(Sayyidah ‘Aaishah [radhiyallahu ‘anha] – Part Four)

As mentioned earlier, Sayyidah ‘Aaishah (radhiyallahu ‘anha) was mistakenly left behind when the army departed while returning from the expedition of Banul Mustaliq. When Sayyiduna Safwaan bin Mu‘attal (radhiyallahu ‘anhu) later discovered her waiting in the place where the Sahaabah (radhiyallahu ‘anhum) had camped, he escorted her safely back to the army.

When they arrived at the army, the tongues of the hypocrites began to wag, and they spread the rumour that – Allah Ta‘ala forbid! – Sayyidah ‘Aaishah (radhiyallahu ‘anha) had indulged in sin with Sayyiduna Safwaan (radhiyallahu ‘anhu). In this manner, they falsely accused our beloved mother, Sayyidah ‘Aaishah (radhiyallahu ‘anha), of indecency (na‘oozubillah). This incident is known as the incident of ifk (slander).

Unfortunately, although the hypocrites were responsible for starting the rumours, there were a few sincere Sahaabah (radhiyallahu ‘anhum) who erred and also became unwittingly involved in speaking of these rumours. Among these Sahaabah (radhiyallahu ‘anhum) was Sayyiduna Hassaan bin Thaabit (radhiyallahu ‘anhu), the poet who would use his poetry to speak in defence of Rasulullah (sallallahu ‘alaihi wasallam) when the disbelievers would mock at him.
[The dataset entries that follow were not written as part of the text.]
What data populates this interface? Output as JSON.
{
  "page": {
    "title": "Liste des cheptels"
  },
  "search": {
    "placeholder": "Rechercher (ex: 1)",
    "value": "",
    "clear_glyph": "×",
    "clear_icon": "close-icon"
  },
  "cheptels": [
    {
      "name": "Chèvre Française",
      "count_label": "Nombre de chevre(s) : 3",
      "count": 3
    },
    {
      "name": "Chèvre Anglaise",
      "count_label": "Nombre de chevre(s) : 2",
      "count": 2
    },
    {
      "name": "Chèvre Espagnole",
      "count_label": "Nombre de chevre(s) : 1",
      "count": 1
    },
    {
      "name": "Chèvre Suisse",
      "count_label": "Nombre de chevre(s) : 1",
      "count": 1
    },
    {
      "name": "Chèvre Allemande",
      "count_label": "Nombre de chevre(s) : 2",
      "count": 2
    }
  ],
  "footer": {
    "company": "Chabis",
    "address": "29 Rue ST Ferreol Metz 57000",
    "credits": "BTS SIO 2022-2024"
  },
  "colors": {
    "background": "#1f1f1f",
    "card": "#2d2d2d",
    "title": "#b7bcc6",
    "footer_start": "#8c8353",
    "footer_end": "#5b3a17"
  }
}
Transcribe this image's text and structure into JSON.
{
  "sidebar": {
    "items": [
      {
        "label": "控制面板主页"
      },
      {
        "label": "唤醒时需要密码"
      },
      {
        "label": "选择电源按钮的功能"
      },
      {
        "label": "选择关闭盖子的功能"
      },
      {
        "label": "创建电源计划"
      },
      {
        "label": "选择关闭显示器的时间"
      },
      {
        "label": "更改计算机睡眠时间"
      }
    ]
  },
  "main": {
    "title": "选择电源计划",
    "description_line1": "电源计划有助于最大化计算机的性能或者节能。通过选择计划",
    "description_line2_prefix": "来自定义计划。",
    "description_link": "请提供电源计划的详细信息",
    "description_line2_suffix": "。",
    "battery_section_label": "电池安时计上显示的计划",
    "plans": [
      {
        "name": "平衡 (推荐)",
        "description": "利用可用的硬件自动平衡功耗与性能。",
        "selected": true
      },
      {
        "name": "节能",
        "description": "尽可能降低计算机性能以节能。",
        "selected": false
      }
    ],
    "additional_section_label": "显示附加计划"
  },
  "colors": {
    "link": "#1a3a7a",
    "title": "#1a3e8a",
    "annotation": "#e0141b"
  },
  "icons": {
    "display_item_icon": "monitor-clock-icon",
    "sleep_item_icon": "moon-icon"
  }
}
After a period of time, during which Sayyidah ‘Aaishah (radhiyallahu ‘anha) suffered extreme anguish, as the stigma of the false rumour persisted, Allah Ta‘ala Himself exonerated her and declared her innocence by revealing verses of the Quraan Majeed in her defence.

On one occasion, many years later, a nephew of Sayyidah ‘Aaishah (radhiyallahu ‘anha) began to speak ill of Sayyiduna Hassaan (radhiyallahu ‘anhu) in her presence. When she heard the words of her nephew, she stopped him saying, “Do not speak ill of him, for he would defend Rasulullah (sallallahu ‘alaihi wasallam) (by means of his poetry).”

(Saheeh Bukhaari #3531)


1. This incident is clear testament to how clean the heart of Sayyidah ‘Aaishah (radhiyallahu ‘anha) was. Despite Sayyiduna Hassaan (radhiyallahu ‘anhu) being among those who had erred and unwittingly assisted in spreading the rumour, she pardoned and forgave him. Furthermore, she did not only forgive, but even ‘forgot’, by thereafter defending him when her own nephew wished to speak ill of him. This forgiving nature and keeping a clean heart, free of malice and grudges, is the sunnah of Rasulullah (sallallahu ‘alaihi wasallam) and hence, who could have learnt it better than Sayyidah ‘Aaishah (radhiyallahu ‘anha)?

2. We should be extremely wary and cautious of all gossip and rumours – especially in the age of social media, when unfounded and unverified information abounds and rapidly circulates. If we become party to propagating a false rumour, we will be answerable by Allah Ta‘ala. Hence, if the rumour is none of our business, let it stay that way. If it does pertain to us, we must verify it before accepting and acting on it.